Exercise instructions
The full listing is to be returned exactly as given, but without pictures.

Exercise input
________________

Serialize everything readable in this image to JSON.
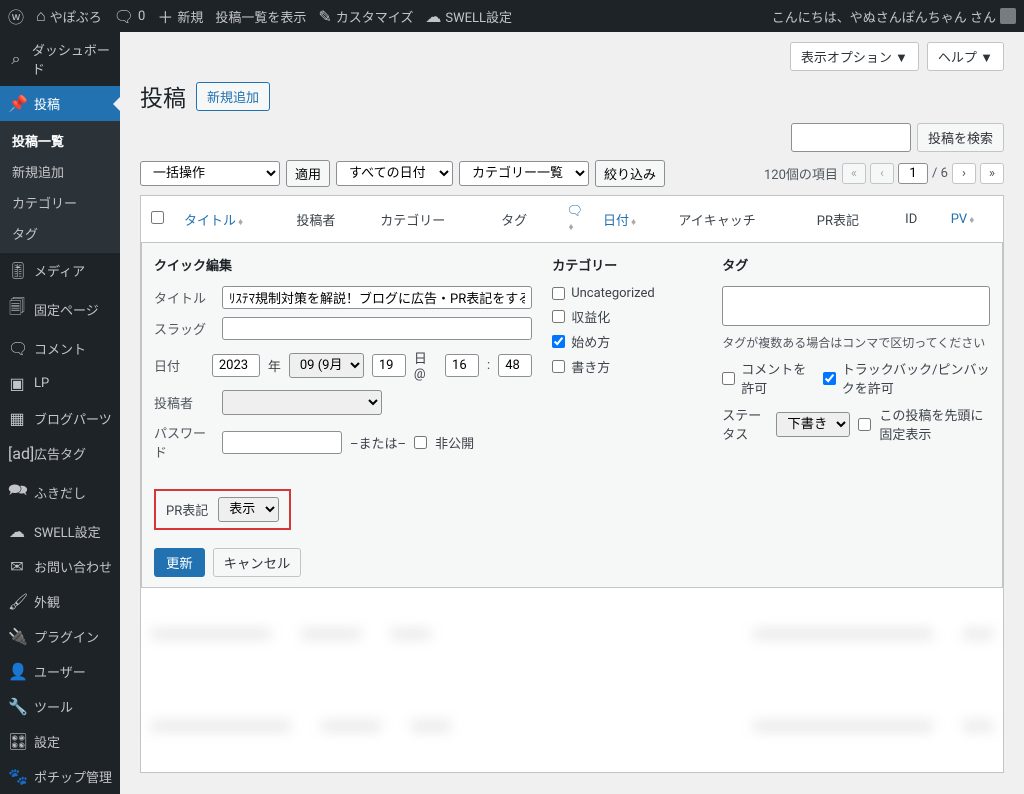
{
  "adminbar": {
    "site": "やぽぶろ",
    "comments": "0",
    "new": "新規",
    "show_posts": "投稿一覧を表示",
    "customize": "カスタマイズ",
    "swell": "SWELL設定",
    "greeting": "こんにちは、やぬさんぽんちゃん さん"
  },
  "sidebar": {
    "dashboard": "ダッシュボード",
    "posts": "投稿",
    "sub": {
      "all": "投稿一覧",
      "new": "新規追加",
      "cat": "カテゴリー",
      "tag": "タグ"
    },
    "media": "メディア",
    "pages": "固定ページ",
    "comments": "コメント",
    "lp": "LP",
    "blogparts": "ブログパーツ",
    "adtag": "広告タグ",
    "fukidashi": "ふきだし",
    "swell": "SWELL設定",
    "contact": "お問い合わせ",
    "appearance": "外観",
    "plugins": "プラグイン",
    "users": "ユーザー",
    "tools": "ツール",
    "settings": "設定",
    "pochip": "ポチップ管理"
  },
  "page": {
    "title": "投稿",
    "add_new": "新規追加",
    "screen_options": "表示オプション ▼",
    "help": "ヘルプ ▼",
    "search": "投稿を検索",
    "bulk": "一括操作",
    "apply": "適用",
    "all_dates": "すべての日付",
    "cat_filter": "カテゴリー一覧",
    "filter": "絞り込み",
    "items_count": "120個の項目",
    "page_total": "/ 6",
    "page_current": "1"
  },
  "columns": {
    "title": "タイトル",
    "author": "投稿者",
    "category": "カテゴリー",
    "tag": "タグ",
    "date": "日付",
    "eyecatch": "アイキャッチ",
    "pr": "PR表記",
    "id": "ID",
    "pv": "PV"
  },
  "quick_edit": {
    "title": "クイック編集",
    "labels": {
      "title": "タイトル",
      "slug": "スラッグ",
      "date": "日付",
      "author": "投稿者",
      "password": "パスワード",
      "or": "–または–",
      "private": "非公開",
      "categories": "カテゴリー",
      "tags": "タグ"
    },
    "post_title": "ﾘｽﾃﾏ規制対策を解説！ブログに広告・PR表記をする方法",
    "slug": "",
    "date": {
      "year": "2023",
      "ysuf": "年",
      "month": "09 (9月)",
      "day": "19",
      "dsuf": "日 @",
      "hour": "16",
      "min": "48"
    },
    "categories": [
      {
        "label": "Uncategorized",
        "checked": false
      },
      {
        "label": "収益化",
        "checked": false
      },
      {
        "label": "始め方",
        "checked": true
      },
      {
        "label": "書き方",
        "checked": false
      }
    ],
    "tag_help": "タグが複数ある場合はコンマで区切ってください",
    "allow_comments": "コメントを許可",
    "allow_ping": "トラックバック/ピンバックを許可",
    "status_label": "ステータス",
    "status_value": "下書き",
    "sticky": "この投稿を先頭に固定表示",
    "pr_label": "PR表記",
    "pr_value": "表示",
    "update": "更新",
    "cancel": "キャンセル"
  }
}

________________

Result of this task
Serialize everything readable in this image to JSON.
{
  "adminbar": {
    "site": "やぽぶろ",
    "comments": "0",
    "new": "新規",
    "show_posts": "投稿一覧を表示",
    "customize": "カスタマイズ",
    "swell": "SWELL設定",
    "greeting": "こんにちは、やぬさんぽんちゃん さん"
  },
  "sidebar": {
    "dashboard": "ダッシュボード",
    "posts": "投稿",
    "sub": {
      "all": "投稿一覧",
      "new": "新規追加",
      "cat": "カテゴリー",
      "tag": "タグ"
    },
    "media": "メディア",
    "pages": "固定ページ",
    "comments": "コメント",
    "lp": "LP",
    "blogparts": "ブログパーツ",
    "adtag": "広告タグ",
    "fukidashi": "ふきだし",
    "swell": "SWELL設定",
    "contact": "お問い合わせ",
    "appearance": "外観",
    "plugins": "プラグイン",
    "users": "ユーザー",
    "tools": "ツール",
    "settings": "設定",
    "pochip": "ポチップ管理"
  },
  "page": {
    "title": "投稿",
    "add_new": "新規追加",
    "screen_options": "表示オプション ▼",
    "help": "ヘルプ ▼",
    "search": "投稿を検索",
    "bulk": "一括操作",
    "apply": "適用",
    "all_dates": "すべての日付",
    "cat_filter": "カテゴリー一覧",
    "filter": "絞り込み",
    "items_count": "120個の項目",
    "page_total": "/ 6",
    "page_current": "1"
  },
  "columns": {
    "title": "タイトル",
    "author": "投稿者",
    "category": "カテゴリー",
    "tag": "タグ",
    "date": "日付",
    "eyecatch": "アイキャッチ",
    "pr": "PR表記",
    "id": "ID",
    "pv": "PV"
  },
  "quick_edit": {
    "title": "クイック編集",
    "labels": {
      "title": "タイトル",
      "slug": "スラッグ",
      "date": "日付",
      "author": "投稿者",
      "password": "パスワード",
      "or": "–または–",
      "private": "非公開",
      "categories": "カテゴリー",
      "tags": "タグ"
    },
    "post_title": "ﾘｽﾃﾏ規制対策を解説！ブログに広告・PR表記をする方法",
    "slug": "",
    "date": {
      "year": "2023",
      "ysuf": "年",
      "month": "09 (9月)",
      "day": "19",
      "dsuf": "日 @",
      "hour": "16",
      "min": "48"
    },
    "categories": [
      {
        "label": "Uncategorized",
        "checked": false
      },
      {
        "label": "収益化",
        "checked": false
      },
      {
        "label": "始め方",
        "checked": true
      },
      {
        "label": "書き方",
        "checked": false
      }
    ],
    "tag_help": "タグが複数ある場合はコンマで区切ってください",
    "allow_comments": "コメントを許可",
    "allow_ping": "トラックバック/ピンバックを許可",
    "status_label": "ステータス",
    "status_value": "下書き",
    "sticky": "この投稿を先頭に固定表示",
    "pr_label": "PR表記",
    "pr_value": "表示",
    "update": "更新",
    "cancel": "キャンセル"
  }
}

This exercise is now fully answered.